§ Exercise aim:
Scan the listing beneath this sentence. Report each line with the word "kind".
Extracted material START
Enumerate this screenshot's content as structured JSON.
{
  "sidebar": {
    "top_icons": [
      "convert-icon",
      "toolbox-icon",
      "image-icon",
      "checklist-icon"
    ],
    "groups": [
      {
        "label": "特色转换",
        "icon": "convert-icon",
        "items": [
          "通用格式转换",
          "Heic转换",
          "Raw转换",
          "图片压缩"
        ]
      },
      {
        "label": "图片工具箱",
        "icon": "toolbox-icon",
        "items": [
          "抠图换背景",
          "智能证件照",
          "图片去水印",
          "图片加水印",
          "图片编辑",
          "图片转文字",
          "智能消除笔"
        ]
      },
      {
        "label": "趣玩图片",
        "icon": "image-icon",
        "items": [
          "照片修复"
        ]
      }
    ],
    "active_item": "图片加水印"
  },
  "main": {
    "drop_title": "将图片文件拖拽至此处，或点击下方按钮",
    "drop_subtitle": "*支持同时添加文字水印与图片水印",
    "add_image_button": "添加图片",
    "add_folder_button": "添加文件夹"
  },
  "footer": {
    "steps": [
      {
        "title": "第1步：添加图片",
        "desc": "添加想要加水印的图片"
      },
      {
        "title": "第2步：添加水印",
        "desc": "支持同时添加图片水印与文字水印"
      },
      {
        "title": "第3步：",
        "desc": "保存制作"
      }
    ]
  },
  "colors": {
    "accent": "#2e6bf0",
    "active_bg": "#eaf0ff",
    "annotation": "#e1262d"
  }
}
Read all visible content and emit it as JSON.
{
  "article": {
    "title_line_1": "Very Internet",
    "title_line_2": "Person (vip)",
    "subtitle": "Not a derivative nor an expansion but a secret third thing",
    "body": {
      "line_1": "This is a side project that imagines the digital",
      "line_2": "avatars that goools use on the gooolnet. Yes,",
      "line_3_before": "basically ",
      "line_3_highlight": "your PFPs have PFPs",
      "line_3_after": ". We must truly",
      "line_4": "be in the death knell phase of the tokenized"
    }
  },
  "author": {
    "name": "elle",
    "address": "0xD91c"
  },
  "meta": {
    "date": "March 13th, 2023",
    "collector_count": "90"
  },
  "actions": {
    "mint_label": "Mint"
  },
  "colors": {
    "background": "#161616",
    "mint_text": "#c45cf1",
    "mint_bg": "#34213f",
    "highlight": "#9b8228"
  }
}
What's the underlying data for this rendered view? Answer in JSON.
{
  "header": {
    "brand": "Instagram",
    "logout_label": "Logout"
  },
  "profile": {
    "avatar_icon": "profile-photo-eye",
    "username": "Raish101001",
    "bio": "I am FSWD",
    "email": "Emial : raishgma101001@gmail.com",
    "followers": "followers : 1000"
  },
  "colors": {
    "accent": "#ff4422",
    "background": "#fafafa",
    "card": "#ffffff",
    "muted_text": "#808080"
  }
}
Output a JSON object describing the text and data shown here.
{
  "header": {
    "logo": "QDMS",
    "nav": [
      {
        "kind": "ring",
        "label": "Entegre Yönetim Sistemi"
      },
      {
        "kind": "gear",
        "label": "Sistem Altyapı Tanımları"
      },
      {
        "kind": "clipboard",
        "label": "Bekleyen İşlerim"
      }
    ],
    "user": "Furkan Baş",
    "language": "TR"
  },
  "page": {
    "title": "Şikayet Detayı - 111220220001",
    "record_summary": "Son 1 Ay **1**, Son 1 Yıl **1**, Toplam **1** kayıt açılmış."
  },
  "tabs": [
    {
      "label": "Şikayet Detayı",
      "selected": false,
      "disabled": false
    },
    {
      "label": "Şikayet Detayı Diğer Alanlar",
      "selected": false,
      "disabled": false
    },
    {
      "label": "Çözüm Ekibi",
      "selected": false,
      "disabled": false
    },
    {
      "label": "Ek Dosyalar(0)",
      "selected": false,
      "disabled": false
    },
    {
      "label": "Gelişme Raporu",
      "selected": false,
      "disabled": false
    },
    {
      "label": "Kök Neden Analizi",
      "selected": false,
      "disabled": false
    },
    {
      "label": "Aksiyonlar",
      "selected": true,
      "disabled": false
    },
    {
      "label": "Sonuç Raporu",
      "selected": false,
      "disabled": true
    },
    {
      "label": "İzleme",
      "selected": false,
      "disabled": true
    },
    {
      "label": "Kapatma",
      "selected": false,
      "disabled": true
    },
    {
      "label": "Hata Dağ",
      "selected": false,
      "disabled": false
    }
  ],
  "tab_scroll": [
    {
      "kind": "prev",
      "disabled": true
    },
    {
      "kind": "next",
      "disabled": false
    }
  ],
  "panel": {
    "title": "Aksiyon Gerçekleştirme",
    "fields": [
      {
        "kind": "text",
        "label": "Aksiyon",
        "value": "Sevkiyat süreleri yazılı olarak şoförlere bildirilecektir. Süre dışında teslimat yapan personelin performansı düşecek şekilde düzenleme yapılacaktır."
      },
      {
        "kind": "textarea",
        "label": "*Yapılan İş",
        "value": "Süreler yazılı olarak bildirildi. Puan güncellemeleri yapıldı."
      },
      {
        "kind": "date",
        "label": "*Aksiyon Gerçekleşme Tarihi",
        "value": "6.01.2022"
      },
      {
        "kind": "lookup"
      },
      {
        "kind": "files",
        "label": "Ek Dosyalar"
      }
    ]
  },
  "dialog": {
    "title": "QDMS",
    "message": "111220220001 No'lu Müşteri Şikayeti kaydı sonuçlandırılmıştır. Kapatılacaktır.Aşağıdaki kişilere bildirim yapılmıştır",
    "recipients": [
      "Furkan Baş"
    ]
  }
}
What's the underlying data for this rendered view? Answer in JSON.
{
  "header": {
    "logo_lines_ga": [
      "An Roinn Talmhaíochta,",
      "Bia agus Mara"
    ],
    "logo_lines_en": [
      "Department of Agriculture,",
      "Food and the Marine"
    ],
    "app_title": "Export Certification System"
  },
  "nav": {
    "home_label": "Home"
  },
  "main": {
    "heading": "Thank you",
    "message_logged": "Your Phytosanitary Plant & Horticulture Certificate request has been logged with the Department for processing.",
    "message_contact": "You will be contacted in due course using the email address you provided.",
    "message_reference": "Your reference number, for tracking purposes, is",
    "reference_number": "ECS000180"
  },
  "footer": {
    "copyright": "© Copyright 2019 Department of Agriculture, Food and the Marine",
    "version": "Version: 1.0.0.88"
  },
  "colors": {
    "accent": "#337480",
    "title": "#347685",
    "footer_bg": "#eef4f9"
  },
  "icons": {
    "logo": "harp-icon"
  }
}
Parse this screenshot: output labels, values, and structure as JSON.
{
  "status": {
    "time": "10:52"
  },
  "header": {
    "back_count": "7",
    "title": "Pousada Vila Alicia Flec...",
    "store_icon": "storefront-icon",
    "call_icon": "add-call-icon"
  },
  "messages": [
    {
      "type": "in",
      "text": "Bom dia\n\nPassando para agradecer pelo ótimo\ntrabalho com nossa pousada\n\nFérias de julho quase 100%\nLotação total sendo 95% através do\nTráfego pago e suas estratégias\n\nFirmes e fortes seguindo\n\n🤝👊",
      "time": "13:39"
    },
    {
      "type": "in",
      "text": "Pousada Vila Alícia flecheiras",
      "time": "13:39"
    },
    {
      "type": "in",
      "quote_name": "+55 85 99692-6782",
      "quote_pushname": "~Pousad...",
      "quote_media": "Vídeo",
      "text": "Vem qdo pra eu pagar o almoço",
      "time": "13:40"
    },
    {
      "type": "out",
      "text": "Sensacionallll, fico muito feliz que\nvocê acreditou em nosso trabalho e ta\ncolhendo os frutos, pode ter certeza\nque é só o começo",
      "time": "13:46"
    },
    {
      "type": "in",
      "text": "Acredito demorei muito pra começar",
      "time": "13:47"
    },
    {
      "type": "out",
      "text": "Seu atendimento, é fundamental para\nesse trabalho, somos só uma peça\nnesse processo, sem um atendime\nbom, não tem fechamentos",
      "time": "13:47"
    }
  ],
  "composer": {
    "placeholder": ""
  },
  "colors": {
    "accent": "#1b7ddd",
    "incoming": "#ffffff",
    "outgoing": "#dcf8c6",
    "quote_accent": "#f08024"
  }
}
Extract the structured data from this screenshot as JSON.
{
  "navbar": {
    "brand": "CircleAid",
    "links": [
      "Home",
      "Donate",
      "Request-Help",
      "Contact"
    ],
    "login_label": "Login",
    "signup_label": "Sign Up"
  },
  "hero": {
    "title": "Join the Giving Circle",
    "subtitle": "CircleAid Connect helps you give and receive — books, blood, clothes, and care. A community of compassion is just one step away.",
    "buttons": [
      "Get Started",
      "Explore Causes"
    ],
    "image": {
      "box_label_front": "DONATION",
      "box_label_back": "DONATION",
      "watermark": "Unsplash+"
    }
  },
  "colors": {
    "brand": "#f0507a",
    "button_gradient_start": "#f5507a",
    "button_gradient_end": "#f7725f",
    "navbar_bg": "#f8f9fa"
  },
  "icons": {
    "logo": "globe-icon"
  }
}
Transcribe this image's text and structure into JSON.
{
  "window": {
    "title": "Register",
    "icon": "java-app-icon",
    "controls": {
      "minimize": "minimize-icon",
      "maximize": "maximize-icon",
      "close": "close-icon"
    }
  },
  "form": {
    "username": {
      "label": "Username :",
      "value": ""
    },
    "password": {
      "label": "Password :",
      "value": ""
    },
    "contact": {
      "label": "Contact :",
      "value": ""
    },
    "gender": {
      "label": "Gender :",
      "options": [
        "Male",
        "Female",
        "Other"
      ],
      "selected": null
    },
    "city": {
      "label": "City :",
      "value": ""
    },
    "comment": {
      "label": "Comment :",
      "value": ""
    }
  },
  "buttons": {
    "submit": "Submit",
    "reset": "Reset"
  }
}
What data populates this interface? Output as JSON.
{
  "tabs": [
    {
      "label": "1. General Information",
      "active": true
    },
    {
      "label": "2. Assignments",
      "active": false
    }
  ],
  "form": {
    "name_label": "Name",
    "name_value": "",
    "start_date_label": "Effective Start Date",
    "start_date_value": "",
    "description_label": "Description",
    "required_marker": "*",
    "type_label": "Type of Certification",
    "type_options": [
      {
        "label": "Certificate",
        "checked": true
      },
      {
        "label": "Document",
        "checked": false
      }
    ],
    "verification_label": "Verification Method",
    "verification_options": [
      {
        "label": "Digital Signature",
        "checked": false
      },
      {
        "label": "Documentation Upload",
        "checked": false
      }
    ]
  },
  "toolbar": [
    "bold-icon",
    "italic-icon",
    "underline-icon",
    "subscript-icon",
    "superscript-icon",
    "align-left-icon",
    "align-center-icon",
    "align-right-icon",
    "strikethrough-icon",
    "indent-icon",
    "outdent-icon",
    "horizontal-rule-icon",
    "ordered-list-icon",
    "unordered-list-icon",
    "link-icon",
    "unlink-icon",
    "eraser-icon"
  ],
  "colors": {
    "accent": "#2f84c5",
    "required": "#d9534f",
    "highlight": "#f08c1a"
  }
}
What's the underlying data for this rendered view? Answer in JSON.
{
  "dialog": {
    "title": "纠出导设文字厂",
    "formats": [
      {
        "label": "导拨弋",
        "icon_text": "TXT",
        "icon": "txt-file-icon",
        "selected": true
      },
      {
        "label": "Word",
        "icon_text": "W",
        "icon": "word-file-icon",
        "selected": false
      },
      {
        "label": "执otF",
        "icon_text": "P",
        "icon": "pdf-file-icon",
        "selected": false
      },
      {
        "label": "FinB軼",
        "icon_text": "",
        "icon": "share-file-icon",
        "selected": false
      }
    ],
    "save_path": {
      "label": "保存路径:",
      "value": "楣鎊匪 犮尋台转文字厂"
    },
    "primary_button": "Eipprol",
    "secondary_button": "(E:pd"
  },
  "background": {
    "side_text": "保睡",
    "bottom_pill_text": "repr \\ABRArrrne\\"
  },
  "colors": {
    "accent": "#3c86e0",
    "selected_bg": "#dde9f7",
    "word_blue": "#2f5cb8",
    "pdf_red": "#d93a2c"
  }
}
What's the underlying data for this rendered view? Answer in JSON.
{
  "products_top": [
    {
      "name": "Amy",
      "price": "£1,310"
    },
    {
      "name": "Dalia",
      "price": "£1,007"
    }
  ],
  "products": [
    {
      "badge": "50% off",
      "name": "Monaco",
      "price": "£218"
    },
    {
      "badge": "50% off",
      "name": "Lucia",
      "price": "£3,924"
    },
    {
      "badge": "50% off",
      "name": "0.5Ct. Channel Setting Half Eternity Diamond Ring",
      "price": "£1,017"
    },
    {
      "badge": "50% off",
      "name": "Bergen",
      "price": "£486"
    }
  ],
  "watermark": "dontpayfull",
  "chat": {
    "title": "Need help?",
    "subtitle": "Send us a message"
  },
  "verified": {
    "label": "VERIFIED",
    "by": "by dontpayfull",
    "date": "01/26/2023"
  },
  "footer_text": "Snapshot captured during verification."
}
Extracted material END
§ Solution below:
        "kind": "ring",
        "kind": "gear",
        "kind": "clipboard",
      "kind": "prev",
      "kind": "next",
        "kind": "text",
        "kind": "textarea",
        "kind": "date",
        "kind": "lookup"
        "kind": "files",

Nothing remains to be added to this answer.